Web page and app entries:
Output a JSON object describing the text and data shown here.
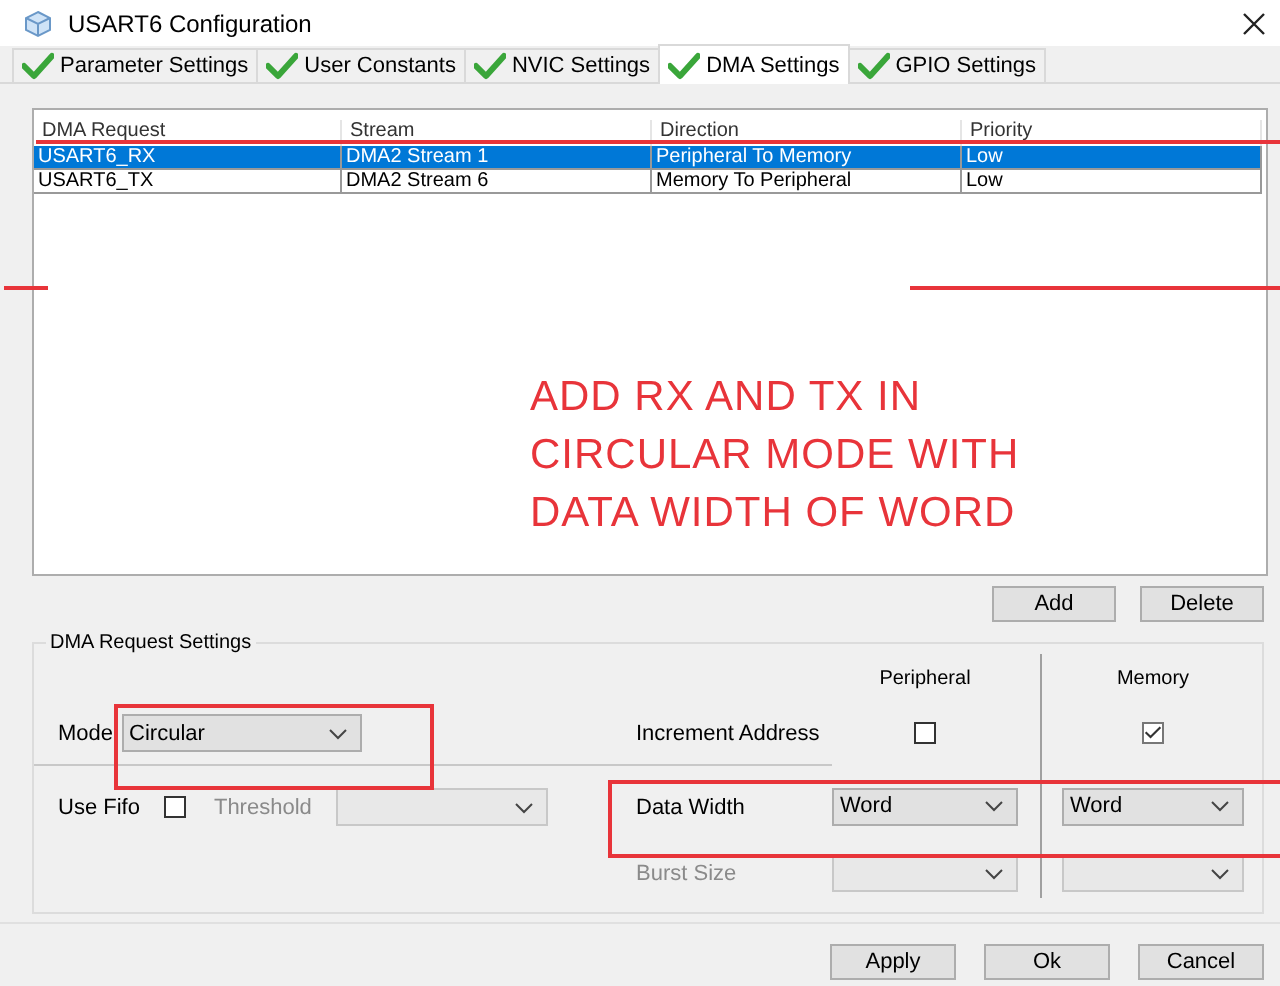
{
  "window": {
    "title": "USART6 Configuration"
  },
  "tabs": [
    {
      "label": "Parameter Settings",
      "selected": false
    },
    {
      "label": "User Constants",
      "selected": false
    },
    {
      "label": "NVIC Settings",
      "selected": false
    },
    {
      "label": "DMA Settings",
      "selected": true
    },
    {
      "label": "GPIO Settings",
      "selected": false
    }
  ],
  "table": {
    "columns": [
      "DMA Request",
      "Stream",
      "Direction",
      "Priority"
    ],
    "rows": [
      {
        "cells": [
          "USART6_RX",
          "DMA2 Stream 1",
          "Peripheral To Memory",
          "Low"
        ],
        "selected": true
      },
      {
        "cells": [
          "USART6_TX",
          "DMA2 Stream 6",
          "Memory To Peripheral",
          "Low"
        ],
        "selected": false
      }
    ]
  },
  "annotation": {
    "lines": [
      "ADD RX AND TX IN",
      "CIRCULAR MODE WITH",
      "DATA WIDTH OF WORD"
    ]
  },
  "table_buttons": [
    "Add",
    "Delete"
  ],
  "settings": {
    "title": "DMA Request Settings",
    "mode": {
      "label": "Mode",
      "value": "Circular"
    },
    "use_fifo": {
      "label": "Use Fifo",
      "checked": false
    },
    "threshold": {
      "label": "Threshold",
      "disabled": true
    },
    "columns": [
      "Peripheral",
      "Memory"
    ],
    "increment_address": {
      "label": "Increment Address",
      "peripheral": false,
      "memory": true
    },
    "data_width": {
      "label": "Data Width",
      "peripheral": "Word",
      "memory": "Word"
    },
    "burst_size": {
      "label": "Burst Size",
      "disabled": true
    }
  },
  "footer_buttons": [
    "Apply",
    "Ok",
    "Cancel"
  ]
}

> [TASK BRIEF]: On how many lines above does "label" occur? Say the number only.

> [ANSWER TO THIS TASK]: 11